=== TASK DETAILS ===
Whenever the word "data" turns up in a line below, that line should be copied.

=== RECORD SET ===

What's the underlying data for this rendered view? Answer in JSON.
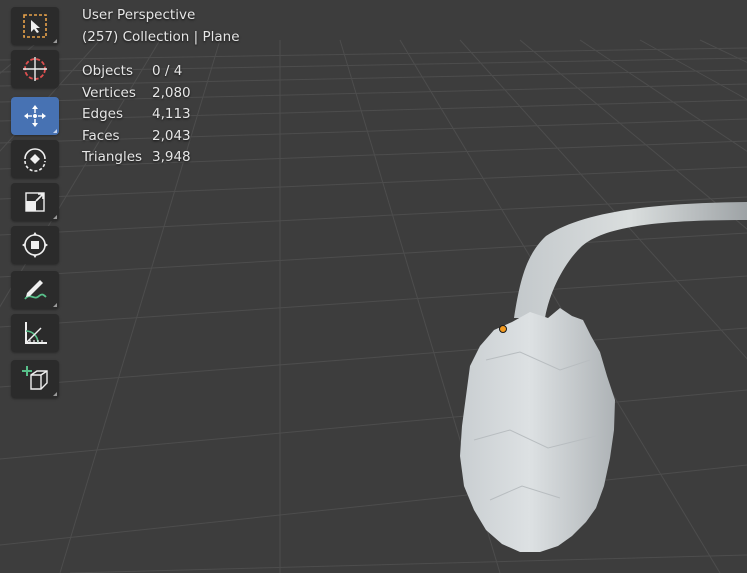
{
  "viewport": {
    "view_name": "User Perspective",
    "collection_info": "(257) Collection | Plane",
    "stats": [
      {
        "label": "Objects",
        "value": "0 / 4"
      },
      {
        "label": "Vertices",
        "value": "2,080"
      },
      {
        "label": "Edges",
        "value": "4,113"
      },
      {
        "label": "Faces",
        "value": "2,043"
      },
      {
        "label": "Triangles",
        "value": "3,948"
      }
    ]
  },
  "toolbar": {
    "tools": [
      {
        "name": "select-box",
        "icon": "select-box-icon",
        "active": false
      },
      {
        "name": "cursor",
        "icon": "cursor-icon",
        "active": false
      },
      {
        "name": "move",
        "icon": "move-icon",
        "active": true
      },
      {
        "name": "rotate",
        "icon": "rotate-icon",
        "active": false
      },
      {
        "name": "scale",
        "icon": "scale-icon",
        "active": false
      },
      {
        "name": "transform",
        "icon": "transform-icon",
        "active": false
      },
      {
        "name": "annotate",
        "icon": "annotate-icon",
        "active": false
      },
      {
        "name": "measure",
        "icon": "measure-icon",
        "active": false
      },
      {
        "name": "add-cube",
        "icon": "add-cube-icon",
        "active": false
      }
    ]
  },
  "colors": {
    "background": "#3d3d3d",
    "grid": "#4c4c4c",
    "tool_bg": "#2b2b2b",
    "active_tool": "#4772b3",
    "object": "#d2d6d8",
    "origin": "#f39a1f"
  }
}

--

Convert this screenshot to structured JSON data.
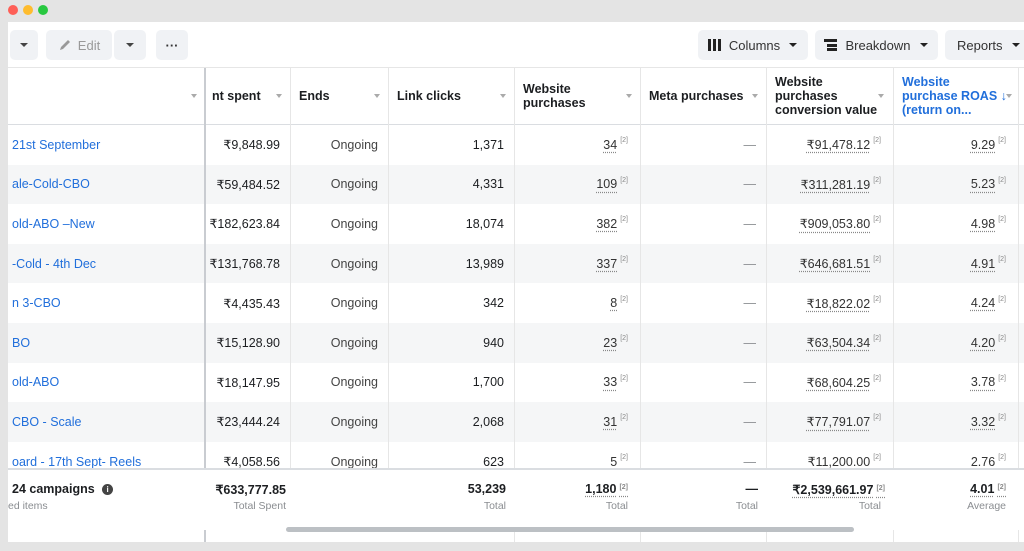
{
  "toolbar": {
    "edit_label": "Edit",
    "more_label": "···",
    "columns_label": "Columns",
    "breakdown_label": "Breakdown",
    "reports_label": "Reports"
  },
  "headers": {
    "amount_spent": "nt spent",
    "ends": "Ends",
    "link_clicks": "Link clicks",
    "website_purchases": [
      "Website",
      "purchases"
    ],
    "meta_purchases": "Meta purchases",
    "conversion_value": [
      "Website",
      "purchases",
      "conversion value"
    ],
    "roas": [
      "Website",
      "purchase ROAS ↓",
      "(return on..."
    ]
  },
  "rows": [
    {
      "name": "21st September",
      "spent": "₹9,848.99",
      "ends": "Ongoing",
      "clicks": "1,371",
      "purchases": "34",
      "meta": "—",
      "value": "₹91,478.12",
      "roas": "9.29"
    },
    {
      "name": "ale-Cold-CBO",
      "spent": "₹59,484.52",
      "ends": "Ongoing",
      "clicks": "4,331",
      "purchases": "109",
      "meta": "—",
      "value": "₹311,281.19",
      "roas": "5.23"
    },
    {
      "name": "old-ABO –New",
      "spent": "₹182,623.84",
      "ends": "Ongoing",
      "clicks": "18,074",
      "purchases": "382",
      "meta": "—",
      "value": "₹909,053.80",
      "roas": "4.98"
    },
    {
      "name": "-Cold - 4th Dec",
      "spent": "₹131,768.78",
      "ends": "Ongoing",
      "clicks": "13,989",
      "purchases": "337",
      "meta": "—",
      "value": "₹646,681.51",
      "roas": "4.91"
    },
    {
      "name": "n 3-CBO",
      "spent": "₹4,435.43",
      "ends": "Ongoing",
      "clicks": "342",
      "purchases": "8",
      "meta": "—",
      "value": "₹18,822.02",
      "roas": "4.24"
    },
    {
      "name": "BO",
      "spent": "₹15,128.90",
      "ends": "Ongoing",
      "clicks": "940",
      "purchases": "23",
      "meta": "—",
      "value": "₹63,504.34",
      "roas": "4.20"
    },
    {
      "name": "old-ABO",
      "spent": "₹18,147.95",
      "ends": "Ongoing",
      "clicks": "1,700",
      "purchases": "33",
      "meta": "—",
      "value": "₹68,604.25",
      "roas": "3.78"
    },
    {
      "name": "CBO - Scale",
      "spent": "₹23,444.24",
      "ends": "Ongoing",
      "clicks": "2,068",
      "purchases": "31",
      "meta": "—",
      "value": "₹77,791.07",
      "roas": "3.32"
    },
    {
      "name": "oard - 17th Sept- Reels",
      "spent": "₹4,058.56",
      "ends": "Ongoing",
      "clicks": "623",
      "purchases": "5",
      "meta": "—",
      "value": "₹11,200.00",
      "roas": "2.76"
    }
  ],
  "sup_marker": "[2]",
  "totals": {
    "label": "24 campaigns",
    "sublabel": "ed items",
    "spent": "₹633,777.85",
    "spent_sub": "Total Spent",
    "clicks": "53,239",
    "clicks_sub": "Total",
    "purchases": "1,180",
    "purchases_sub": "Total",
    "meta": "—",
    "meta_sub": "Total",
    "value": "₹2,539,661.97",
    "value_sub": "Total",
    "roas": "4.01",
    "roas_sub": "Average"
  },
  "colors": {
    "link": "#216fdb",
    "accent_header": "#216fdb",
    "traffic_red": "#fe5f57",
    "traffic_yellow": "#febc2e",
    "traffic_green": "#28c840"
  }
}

=== WRITTEN RESPONSE ===
What's the underlying data for this rendered view? Answer in JSON.
Convert this screenshot to structured JSON data.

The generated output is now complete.